[Entries from a dataset of interfaces]
━━━━━━

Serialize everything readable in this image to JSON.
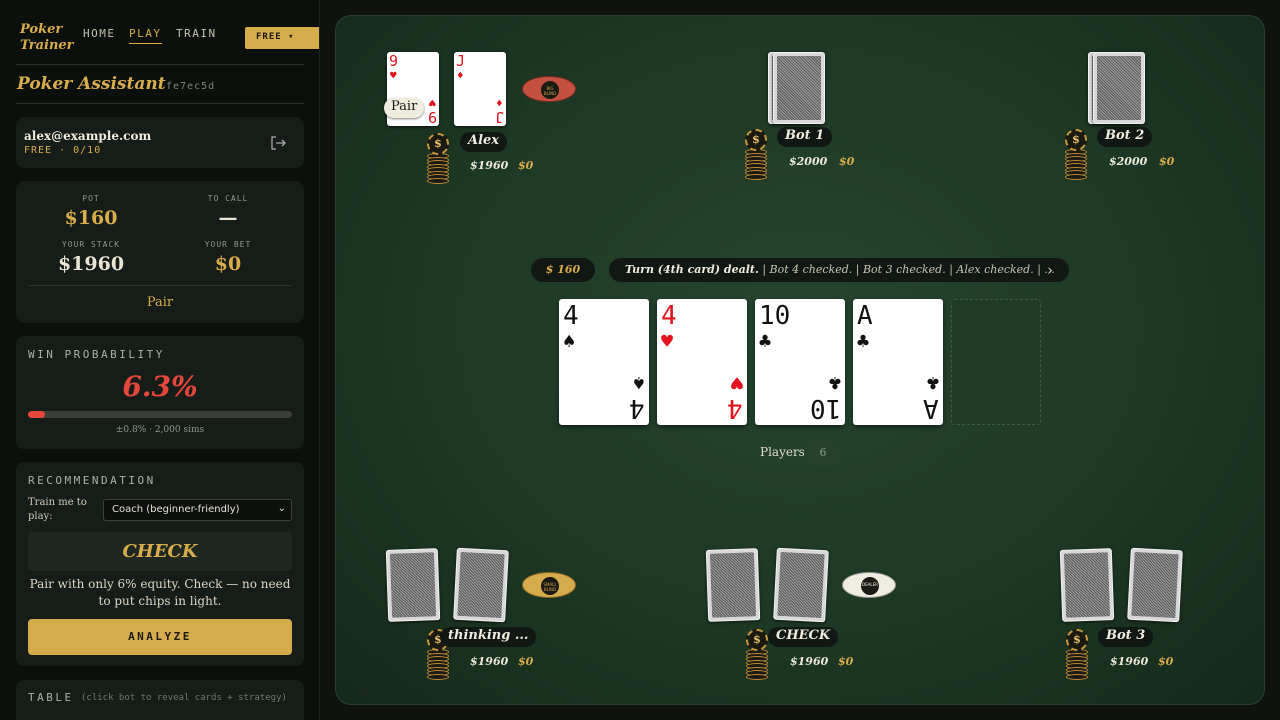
{
  "app": {
    "logo_line1": "Poker",
    "logo_line2": "Trainer",
    "nav": [
      "HOME",
      "PLAY",
      "TRAIN"
    ],
    "plan_button": "FREE ▾"
  },
  "assistant": {
    "title": "Poker Assistant",
    "session_id": "fe7ec5d"
  },
  "account": {
    "email": "alex@example.com",
    "plan": "FREE · 0/10"
  },
  "stats": {
    "pot_label": "POT",
    "pot": "$160",
    "to_call_label": "TO CALL",
    "to_call": "—",
    "stack_label": "YOUR STACK",
    "stack": "$1960",
    "bet_label": "YOUR BET",
    "bet": "$0",
    "hand": "Pair"
  },
  "win": {
    "label": "WIN PROBABILITY",
    "value": "6.3%",
    "fraction": 0.063,
    "detail": "±0.8% · 2,000 sims"
  },
  "recommendation": {
    "label": "RECOMMENDATION",
    "train_label": "Train me to play:",
    "mode": "Coach (beginner-friendly)",
    "action": "CHECK",
    "explanation": "Pair with only 6% equity. Check — no need to put chips in light.",
    "analyze_button": "ANALYZE"
  },
  "table_section": {
    "label": "TABLE",
    "hint": "(click bot to reveal cards + strategy)"
  },
  "table": {
    "pot_badge": "$ 160",
    "log": "Turn (4th card) dealt.",
    "log_rest": " | Bot 4 checked. | Bot 3 checked. | Alex checked. | ...",
    "players_label": "Players",
    "players_count": "6",
    "community": [
      {
        "rank": "4",
        "suit": "♠",
        "color": "black"
      },
      {
        "rank": "4",
        "suit": "♥",
        "color": "red"
      },
      {
        "rank": "10",
        "suit": "♣",
        "color": "black"
      },
      {
        "rank": "A",
        "suit": "♣",
        "color": "black"
      }
    ]
  },
  "seats": {
    "alex": {
      "name": "Alex",
      "stack": "$1960",
      "bet": "$0",
      "hand_label": "Pair",
      "cards": [
        {
          "rank": "9",
          "suit": "♥"
        },
        {
          "rank": "J",
          "suit": "♦"
        }
      ],
      "puck": "BIG BLIND"
    },
    "bot1": {
      "name": "Bot 1",
      "stack": "$2000",
      "bet": "$0"
    },
    "bot2": {
      "name": "Bot 2",
      "stack": "$2000",
      "bet": "$0"
    },
    "bot_sb": {
      "name": "thinking ...",
      "stack": "$1960",
      "bet": "$0",
      "puck": "SMALL BLIND"
    },
    "bot_dealer": {
      "name": "CHECK",
      "stack": "$1960",
      "bet": "$0",
      "puck": "DEALER"
    },
    "bot3": {
      "name": "Bot 3",
      "stack": "$1960",
      "bet": "$0"
    }
  },
  "colors": {
    "accent": "#d9ac4c",
    "danger": "#e5463a",
    "felt": "#1d3824"
  }
}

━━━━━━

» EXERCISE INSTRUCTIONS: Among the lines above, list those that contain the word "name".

» ANSWER FOR THIS EXERCISE:
      "name": "Alex",
      "name": "Bot 1",
      "name": "Bot 2",
      "name": "thinking ...",
      "name": "CHECK",
      "name": "Bot 3",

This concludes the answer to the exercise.